I am a big fan of chick lit. I’ve always been an avid reader and and I have a soft spot for fiction. I discovered chick lit seven years ago, and have enjoyed it ever since.
According to Wikipedia, chick lit is
“Genre fiction which addresses issues of modern womanhood, often humorously and lightheartedly… Although it sometimes includes romantic elements, chick lit is generally not considered a direct subcategory of the romance novel genre, because the heroine’s relationship with her family or friends is often just as important as her romantic relationships. Chick lit typically features a female protagonist whose womanhood is heavily thematized in the plot. Though most often set in a contemporary world, such as in Waiting to Exhale, there is also historical chick lit. The issues dealt with are often more serious than consumerism. Marian Keyes’s Watermelon, for instance, features a protagonist who wrestles with how to be a mother in a modern world. There is a growing market for religious chick lit. As with other types of genre fiction, authors and publishers target many niche markets. Protagonists vary widely in ethnicity, age, social status, marital status, career, and religion.”
So… basically chick lit is just fiction with a female protagonist and set in modern times (and for some reason, usually in either London or New York.)
A few years ago, I was talking to a friend about how I like chick lit and I said some of it covers some deep themes. This woman, a self-professed Pan-African feminist, laughed in my face and said “Which of them explore deep themes?” There’s something wrong when a self-identified feminist finds it hilarious that a book written by a woman, about a woman, and set in modern times, can have deep themes. You have to think not very much of women to think the idea that contemporary fiction by and about women, by definition, can’t explore deep themes.
When I was staying with a family in Ghana, the oldest son saw Song of Solomon in my room.
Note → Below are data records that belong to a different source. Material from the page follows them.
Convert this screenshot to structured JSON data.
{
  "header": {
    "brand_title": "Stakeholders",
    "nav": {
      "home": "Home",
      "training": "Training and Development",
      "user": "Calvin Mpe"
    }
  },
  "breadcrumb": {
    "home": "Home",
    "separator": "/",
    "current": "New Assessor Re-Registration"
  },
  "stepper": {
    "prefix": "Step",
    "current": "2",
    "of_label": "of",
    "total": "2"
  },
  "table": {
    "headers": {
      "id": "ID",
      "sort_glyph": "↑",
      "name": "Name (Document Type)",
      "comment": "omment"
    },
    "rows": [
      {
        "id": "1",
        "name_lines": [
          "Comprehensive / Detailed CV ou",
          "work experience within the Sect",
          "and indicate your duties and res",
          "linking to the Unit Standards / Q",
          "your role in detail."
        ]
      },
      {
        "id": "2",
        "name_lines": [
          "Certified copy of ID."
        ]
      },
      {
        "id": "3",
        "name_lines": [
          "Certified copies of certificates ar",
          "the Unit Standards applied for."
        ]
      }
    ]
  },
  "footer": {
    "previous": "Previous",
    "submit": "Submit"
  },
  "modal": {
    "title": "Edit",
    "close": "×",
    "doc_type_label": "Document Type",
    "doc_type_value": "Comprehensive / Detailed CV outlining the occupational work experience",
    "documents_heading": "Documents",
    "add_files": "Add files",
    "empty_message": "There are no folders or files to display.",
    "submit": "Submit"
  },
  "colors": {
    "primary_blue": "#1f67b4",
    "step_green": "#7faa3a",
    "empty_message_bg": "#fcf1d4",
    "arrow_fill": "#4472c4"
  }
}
He said he was surprised that I read books like that because “most books that are written by women are romance novels.”
One of the greatest American novelists, known for addressing complex issues of race, gender, and institutional discrimination having her entire body of work dismissed because she is a woman. (Shouldn’t the title alone have been a giveaway that it wasn’t going to be a romance story?) Song of Solomon doesn’t even fit into the (admittedly loose) definition of chick lit, but if it did, would that suddenly mean that it couldn’t be an important piece of literature? Would that fact alone make it worthy of derision?
Chick lit isn’t super easy to identify, if that Wikipedia definition is anything to go on. Chimamanda Adichie’s books are written by a woman and take place in metropolitan cities, in modern times, feature female protagonists, and often feature romantic relationships. Her work fits the description of chick lit, but is more commonly called “African literature” (another problematic designation. Have you ever heard of something called “North American literature” or “European literature”?). Authors like Marian Keyes, Anna Maxted, and Jennifer Weiner, and Dorothy Koomson are defined strictly as chick lit authors, but is there really a difference between the types of books that these authors are writing? These authors write about domestic violence, sexual assault, pregnancy, grief, human relationships, race, gender, class, and discrimination. But one of these is an author of “African literature” and the rest are authors of “chick lit.”
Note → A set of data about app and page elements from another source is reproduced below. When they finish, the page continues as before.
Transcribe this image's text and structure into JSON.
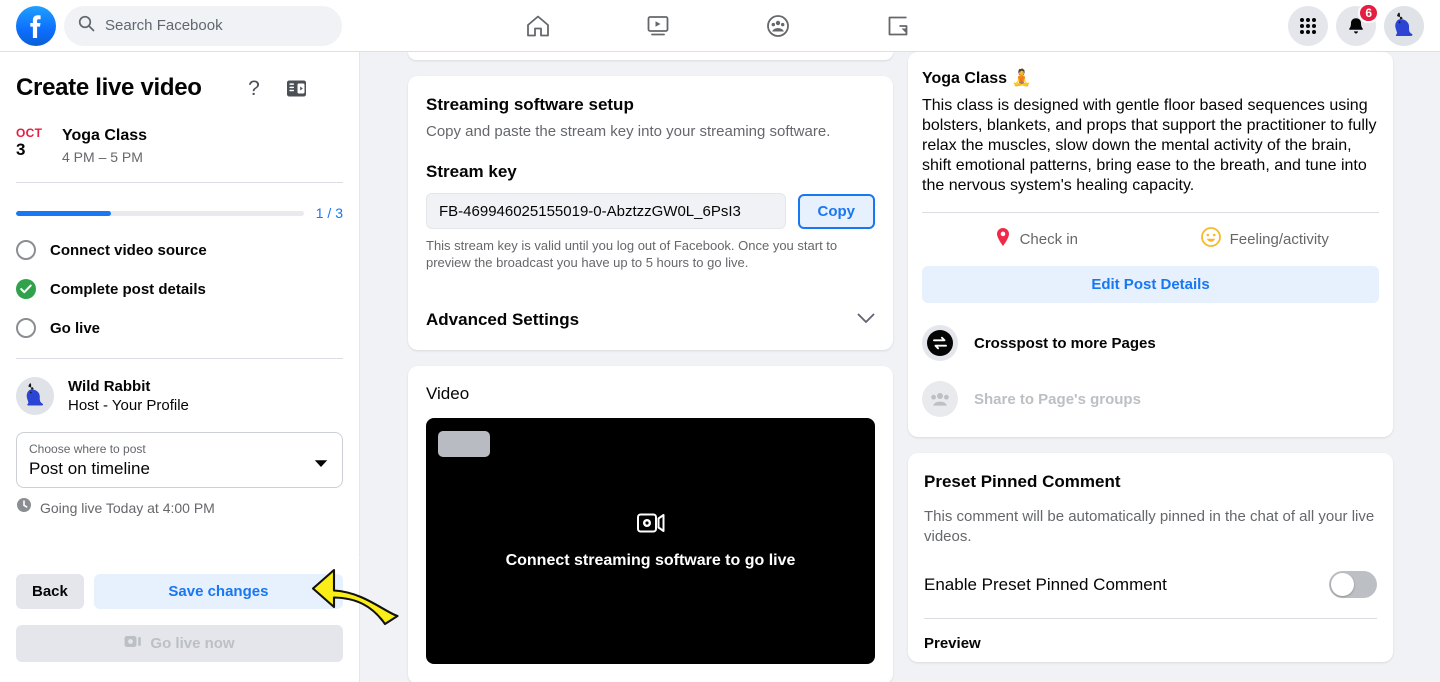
{
  "topnav": {
    "logo_icon": "facebook-logo-icon",
    "search": {
      "placeholder": "Search Facebook",
      "icon": "search-icon"
    },
    "nav_items": [
      {
        "name": "home",
        "icon": "home-icon"
      },
      {
        "name": "watch",
        "icon": "video-watch-icon"
      },
      {
        "name": "groups",
        "icon": "groups-icon"
      },
      {
        "name": "gaming",
        "icon": "gaming-icon"
      }
    ],
    "menu_icon": "grid-menu-icon",
    "notifications_icon": "bell-icon",
    "notifications_count": "6",
    "avatar_icon": "rabbit-avatar",
    "accent": "#1877f2",
    "badge_color": "#e41e3f"
  },
  "sidebar": {
    "title": "Create live video",
    "help_icon": "question-mark-icon",
    "panel_toggle_icon": "collapse-panel-icon",
    "event": {
      "month": "OCT",
      "day": "3",
      "name": "Yoga Class",
      "time": "4 PM – 5 PM"
    },
    "progress": {
      "label": "1 / 3",
      "percent": 33
    },
    "steps": [
      {
        "label": "Connect video source",
        "done": false
      },
      {
        "label": "Complete post details",
        "done": true
      },
      {
        "label": "Go live",
        "done": false
      }
    ],
    "host": {
      "name": "Wild Rabbit",
      "role": "Host - Your Profile",
      "avatar_icon": "rabbit-avatar"
    },
    "destination": {
      "label": "Choose where to post",
      "value": "Post on timeline",
      "caret_icon": "chevron-down-icon"
    },
    "schedule": {
      "icon": "clock-icon",
      "text": "Going live Today at 4:00 PM"
    },
    "footer": {
      "back_label": "Back",
      "save_label": "Save changes",
      "golive_label": "Go live now",
      "golive_icon": "live-camera-icon"
    }
  },
  "center": {
    "streaming": {
      "title": "Streaming software setup",
      "subtitle": "Copy and paste the stream key into your streaming software.",
      "stream_key_title": "Stream key",
      "stream_key_value": "FB-469946025155019-0-AbztzzGW0L_6PsI3",
      "copy_label": "Copy",
      "note": "This stream key is valid until you log out of Facebook. Once you start to preview the broadcast you have up to 5 hours to go live.",
      "advanced_label": "Advanced Settings",
      "advanced_caret_icon": "chevron-down-icon"
    },
    "video": {
      "title": "Video",
      "message": "Connect streaming software to go live",
      "icon": "camera-preview-icon"
    }
  },
  "right": {
    "post": {
      "title": "Yoga Class 🧘",
      "body": "This class is designed with gentle floor based sequences using bolsters, blankets, and props that support the practitioner to fully relax the muscles, slow down the mental activity of the brain, shift emotional patterns, bring ease to the breath, and tune into the nervous system's healing capacity.",
      "actions": [
        {
          "label": "Check in",
          "icon": "location-pin-icon",
          "color": "#f02849"
        },
        {
          "label": "Feeling/activity",
          "icon": "smiley-face-icon",
          "color": "#f7b928"
        }
      ],
      "edit_label": "Edit Post Details"
    },
    "options": [
      {
        "label": "Crosspost to more Pages",
        "icon": "crosspost-icon",
        "disabled": false
      },
      {
        "label": "Share to Page's groups",
        "icon": "groups-people-icon",
        "disabled": true
      }
    ],
    "pinned_comment": {
      "title": "Preset Pinned Comment",
      "subtitle": "This comment will be automatically pinned in the chat of all your live videos.",
      "toggle_label": "Enable Preset Pinned Comment",
      "toggle_on": false,
      "preview_label": "Preview"
    }
  },
  "annotation": {
    "arrow_icon": "yellow-curved-arrow-pointing-left",
    "color": "#faed18",
    "points_to": "Save changes"
  }
}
Madhulika Sikka, writer and executive editor of NPR, says “Men write novels, women write chick lit. This reductionist approach to the world of fiction has been so dominant in the last few years one could be forgiven for thinking that it is true, so often has it been repeated.” She has a point, although there is a corresponding men’s genre which some refer to as “dude lit”. Unfortunately, the authors of this type of fiction are given far more respect than their female counterparts- no doubt in part because of the common assumption that there are people, and then there are women.
Why are people so quick to dismiss this entire genre? My sister said she doesn’t read chick lit because she’s read some and found it to be lacking. She does read sci-fi and fantasy, and I asked her if she didn’t think there was bad sci-fi or fantasy. Her answer: “A lot of it is really bad.” And yet, that hasn’t put her off the genres entirely.
The sweeping dismissal of chick lit is just another form of sexism- if it’s by a woman, features a woman, and written with women in mind, then it must be frivolous and useless- just like women.